Behind The Wheel: Under the sheetmetal, Flex is identical to the Taurus X — primarily a passenger car as opposed to a body-on-frame truck — giving it the same basic stance and driving characteristics as a car.
Most crossovers are more about features, comfort and equipment than the actual driving experience. However, on our road trip, Flex drove and felt solid, delivering quiet comfort with more than adequate power at 70 mph+ freeway speeds. Ride quality is excellent, with exceptional noise, vibration and harshness control, while cornering is level and quiet.

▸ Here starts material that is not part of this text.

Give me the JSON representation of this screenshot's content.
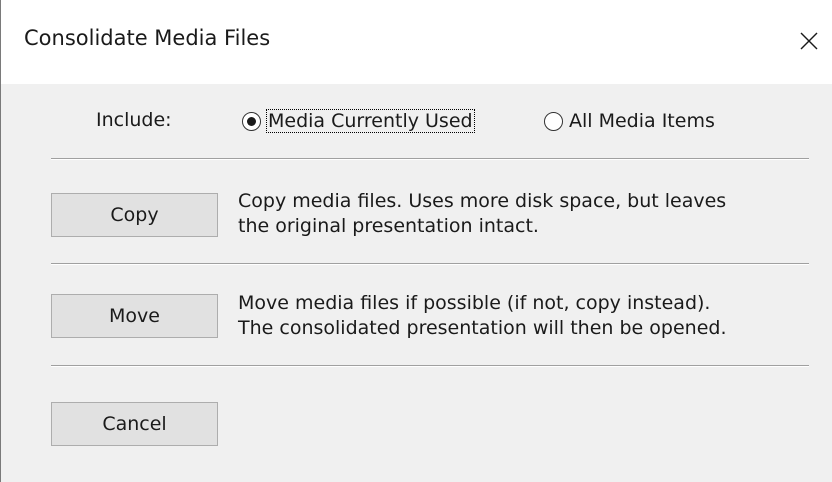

Four-wheel disc brakes with every conceivable electronic interface are equally quiet and efficient.
Flex is large, spacious, and functional, however, EPA-estimated mileage is 17/City and 24/Highway, and 16/22 with AWD — while burning regular.
Bottom Line: Flex is a large, stylish and capable crossover that can carry six or seven passengers plus a fair amount of cargo in luxury and comfort. It’s easy to use, and comfortable to drive over short or long distances. The interior abounds with functionally clever details and high-tech touches, while the exterior is distinctive and memorable. What more could you want or need?